A WIDE-RANGING blueprint for the future of York city centre has been launched by the city's Civic Trust.
The conservation organisation is calling for a series of measures to improve the city, from removing the A-boards that 'infest' public spaces to refurbishing Marble Arch, which it calls 'the smelly, damp and dark welcome to the National Railway Museum.'
The report, Sustaining the City Beautiful, which has been written by vice-chairman Sir Ron Cooke, says York's vital tourism economy, which supports 23,000 jobs, is facing increasing national and international competition from cities such as Liverpool and Bruges, and the quality of the historic core must be improved.
Its demands include:
• Improvements to the Piccadilly/ Parliament Street junction, where there is fundamental conflict between pedestrians and traffic, and the Rougier Street/Lendal junction, branded 'one of the busiest and most dangerous in the city centre.'
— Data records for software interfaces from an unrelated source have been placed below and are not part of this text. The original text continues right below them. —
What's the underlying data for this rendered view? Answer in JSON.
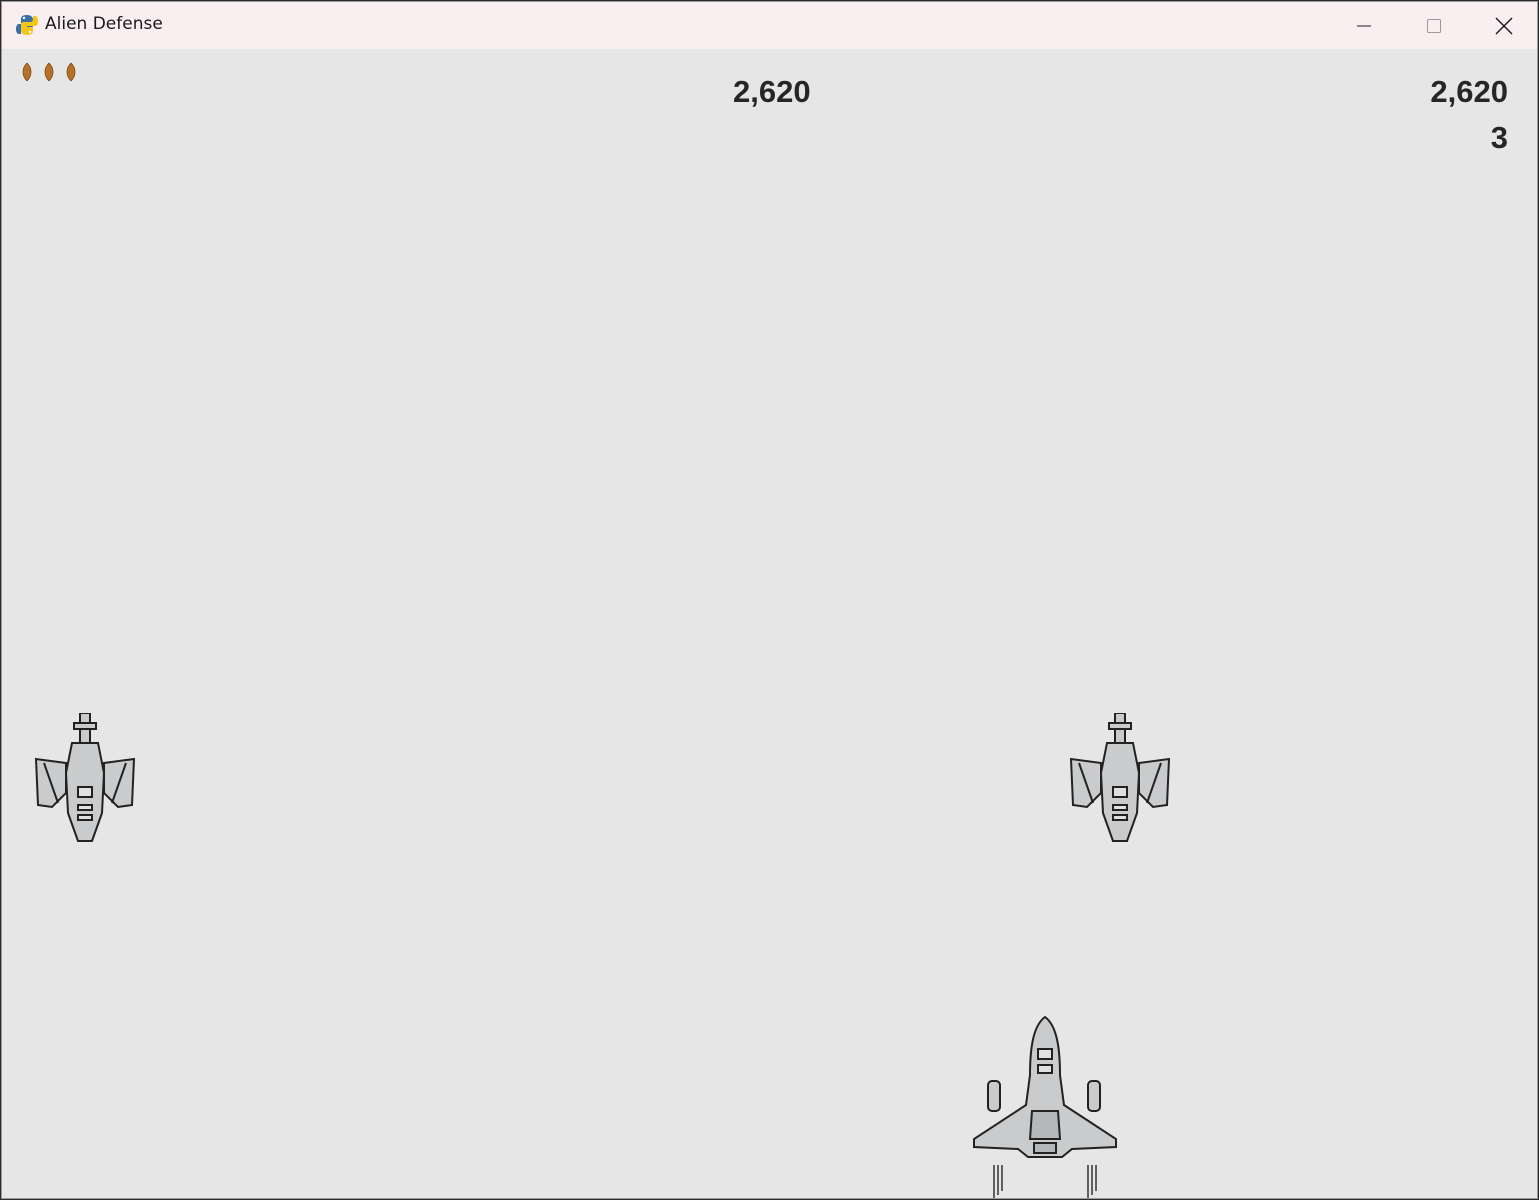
{
  "window": {
    "title": "Alien Defense",
    "app_icon": "python-snake-icon",
    "controls": [
      "minimize-icon",
      "maximize-icon",
      "close-icon"
    ]
  },
  "hud": {
    "score": "2,620",
    "high_score": "2,620",
    "level": "3",
    "lives": 3
  },
  "sprites": {
    "aliens": [
      "alien-ship",
      "alien-ship"
    ],
    "player": "player-ship"
  },
  "colors": {
    "background": "#e6e6e6",
    "titlebar": "#f9eff1",
    "life_icon": "#b8702a",
    "text": "#262626"
  }
}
• Improvements to the access to York Railway Station, where traffic management is 'terrible' and the exit for pedestrians is 'awful.'
• Wooden fences to corral groups of commercial waste bins which currently clutter streets in the mornings and evenings, and the installation of new cigarette bins.
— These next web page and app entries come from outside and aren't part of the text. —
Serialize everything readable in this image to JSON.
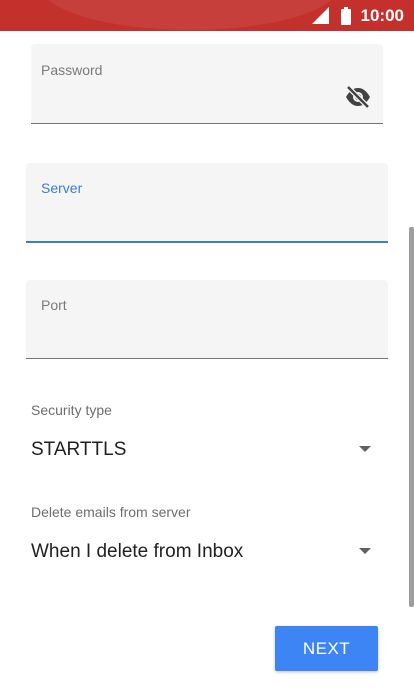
{
  "status_bar": {
    "time": "10:00",
    "signal_icon": "signal-icon",
    "battery_icon": "battery-icon",
    "color": "#c4302b"
  },
  "form": {
    "password": {
      "label": "Password",
      "value": "",
      "toggle_icon": "visibility-off-icon"
    },
    "server": {
      "label": "Server",
      "value": "",
      "focused": true,
      "accent": "#3a7bd5"
    },
    "port": {
      "label": "Port",
      "value": ""
    },
    "security_type": {
      "label": "Security type",
      "value": "STARTTLS"
    },
    "delete_emails": {
      "label": "Delete emails from server",
      "value": "When I delete from Inbox"
    }
  },
  "actions": {
    "next_label": "NEXT",
    "next_color": "#3d85f5"
  }
}
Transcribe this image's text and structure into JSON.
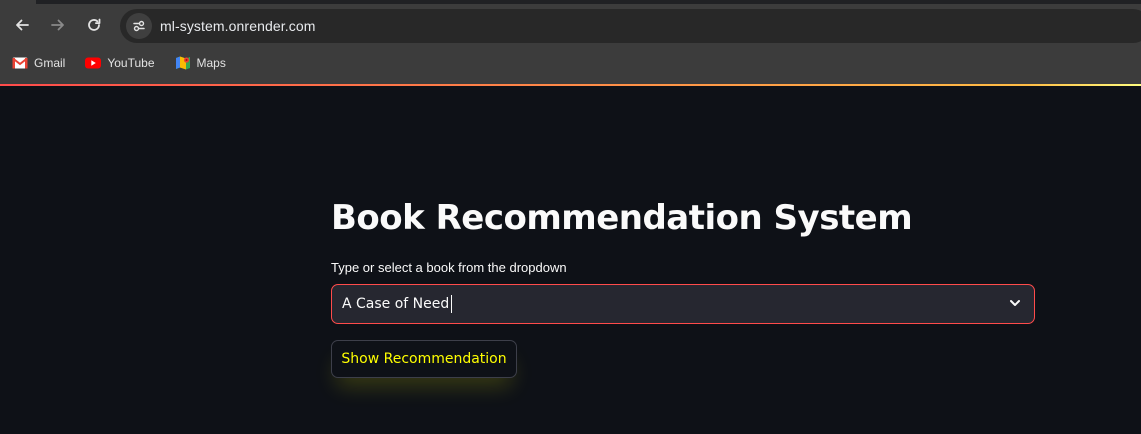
{
  "browser": {
    "url": "ml-system.onrender.com",
    "nav_icons": [
      "back-arrow-icon",
      "forward-arrow-icon",
      "reload-icon"
    ],
    "site_info_icon": "tune-icon",
    "bookmarks": [
      {
        "label": "Gmail",
        "icon": "gmail-icon"
      },
      {
        "label": "YouTube",
        "icon": "youtube-icon"
      },
      {
        "label": "Maps",
        "icon": "maps-icon"
      }
    ]
  },
  "app": {
    "title": "Book Recommendation System",
    "select_label": "Type or select a book from the dropdown",
    "select_value": "A Case of Need",
    "button_label": "Show Recommendation"
  },
  "colors": {
    "background": "#0e1117",
    "input_background": "#262730",
    "input_border_focus": "#ff4b4b",
    "button_text": "#ffff00",
    "text": "#fafafa"
  }
}
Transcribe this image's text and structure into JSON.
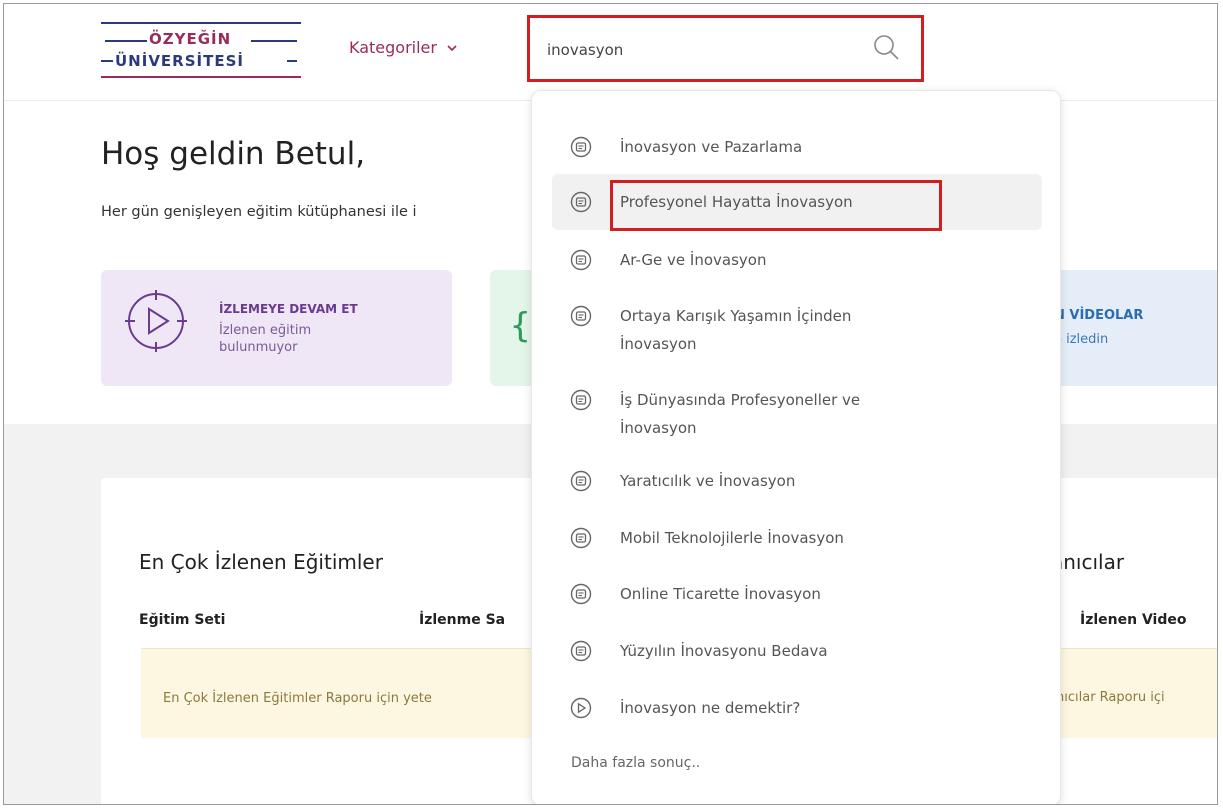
{
  "header": {
    "logo_line1": "ÖZYEĞİN",
    "logo_line2": "ÜNİVERSİTESİ",
    "categories_label": "Kategoriler",
    "search": {
      "value": "inovasyon"
    }
  },
  "main": {
    "greeting": "Hoş geldin Betul,",
    "subtext": "Her gün genişleyen eğitim kütüphanesi ile i",
    "cards": {
      "continue_title": "İZLEMEYE DEVAM ET",
      "continue_sub": "İzlenen eğitim bulunmuyor",
      "blue_title": "N VİDEOLAR",
      "blue_sub": "o izledin"
    },
    "panel": {
      "title": "En Çok İzlenen Eğitimler",
      "col_1": "Eğitim Seti",
      "col_2": "İzlenme Sa",
      "notice": "En Çok İzlenen Eğitimler Raporu için yete",
      "right_title": "anıcılar",
      "right_col": "İzlenen Video",
      "right_notice": "nıcılar Raporu içi"
    }
  },
  "dropdown": {
    "items": [
      {
        "label": "İnovasyon ve Pazarlama",
        "icon": "video-list-icon"
      },
      {
        "label": "Profesyonel Hayatta İnovasyon",
        "icon": "video-list-icon"
      },
      {
        "label": "Ar-Ge ve İnovasyon",
        "icon": "video-list-icon"
      },
      {
        "label": "Ortaya Karışık Yaşamın İçinden",
        "label2": "İnovasyon",
        "icon": "video-list-icon"
      },
      {
        "label": "İş Dünyasında Profesyoneller ve",
        "label2": "İnovasyon",
        "icon": "video-list-icon"
      },
      {
        "label": "Yaratıcılık ve İnovasyon",
        "icon": "video-list-icon"
      },
      {
        "label": "Mobil Teknolojilerle İnovasyon",
        "icon": "video-list-icon"
      },
      {
        "label": "Online Ticarette İnovasyon",
        "icon": "video-list-icon"
      },
      {
        "label": "Yüzyılın İnovasyonu Bedava",
        "icon": "video-list-icon"
      },
      {
        "label": "İnovasyon ne demektir?",
        "icon": "play-circle-icon"
      }
    ],
    "more_label": "Daha fazla sonuç.."
  },
  "colors": {
    "brand_maroon": "#9b2b5a",
    "brand_navy": "#2a3a7a",
    "highlight_red": "#d11f1f"
  }
}
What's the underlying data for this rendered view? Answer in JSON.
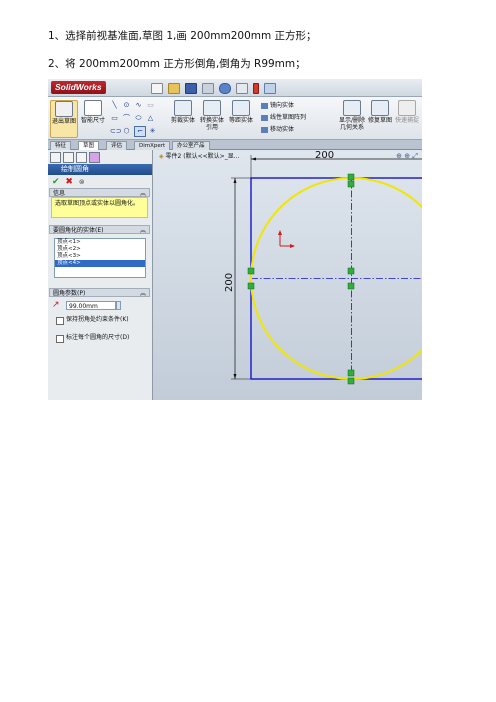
{
  "doc": {
    "line1": "1、选择前视基准面,草图 1,画 200mm200mm 正方形；",
    "line2": "2、将 200mm200mm 正方形倒角,倒角为 R99mm；"
  },
  "app": {
    "logo": "SolidWorks",
    "ribbon": {
      "exit_sketch": "退出草图",
      "smart_dimension": "智能尺寸",
      "trim_entities": "剪裁实体",
      "convert_entities": "转换实体引用",
      "offset_entities": "等距实体",
      "mirror_entities": "镜向实体",
      "linear_pattern": "线性草图阵列",
      "move_entities": "移动实体",
      "display_delete_relations": "显示/删除几何关系",
      "repair_sketch": "修复草图",
      "quick_snaps": "快速捕捉"
    },
    "tabs": [
      "特征",
      "草图",
      "评估",
      "DimXpert",
      "办公室产品"
    ],
    "active_tab": "草图",
    "property_manager": {
      "title": "绘制圆角",
      "message_head": "信息",
      "message": "选取草图顶点或实体以圆角化。",
      "entities_head": "要圆角化的实体(E)",
      "entities": [
        "顶点<1>",
        "顶点<2>",
        "顶点<3>",
        "顶点<4>"
      ],
      "params_head": "圆角参数(P)",
      "radius_value": "99.00mm",
      "option1": "保持拐角处约束条件(K)",
      "option2": "标注每个圆角的尺寸(D)"
    },
    "canvas": {
      "tree_path": "零件2  (默认<<默认>_显...",
      "dim_horizontal": "200",
      "dim_vertical": "200"
    }
  }
}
• Further efforts to remove street clutter, such as unnecessary signs, unused poles and plastic bollards which are in a 'truly awful condition.'
• The redevelopment of land below Clifford's Tower, and of the 'Merchants Quarter' between the Foss and the Walmgate Walls, and of the area between Stonebow and Layerthorpe.
• Improvements to more than 20 open spaces where people can sit and relax, most of which are in a very poor state and unattractive.
The report says funding for improvements could come partly from existing maintenance and transport budgets, and capital resources, at City of York Council.
But there would also be funds from other public agencies and individuals, and private sources - for example funding by Network Rail and the train companies towards the cost of a revamp of the station's access.
Sir Ron Cooke pictured by bins which the report says clutter the city’s streets
Sir Ron said: "The projects are by no means an exclusive call on the council's funds: much can be done by private funding and partnerships."
He revealed that to 'speed the plough,' the trust had created a City Enhancement Fund which it hoped could help with some projects.
Labour council leader Dafydd Williams welcomed the proposals, saying he supported the idea of projects being funded through a variety of sources which did not rely solely on the authority.
Green group leader Andy D'Agorne said the initiative was 'very welcome', as it identified priority actions for all interested parties as part of day-to-day maintenance of the city.
Conservative leader Chris Steward said it was crucial that the trust acknowledged the limited budget of the council and had been so successful in getting matched funding in the past.
MESSY: The report calls for the removal of unnecessary signs and poles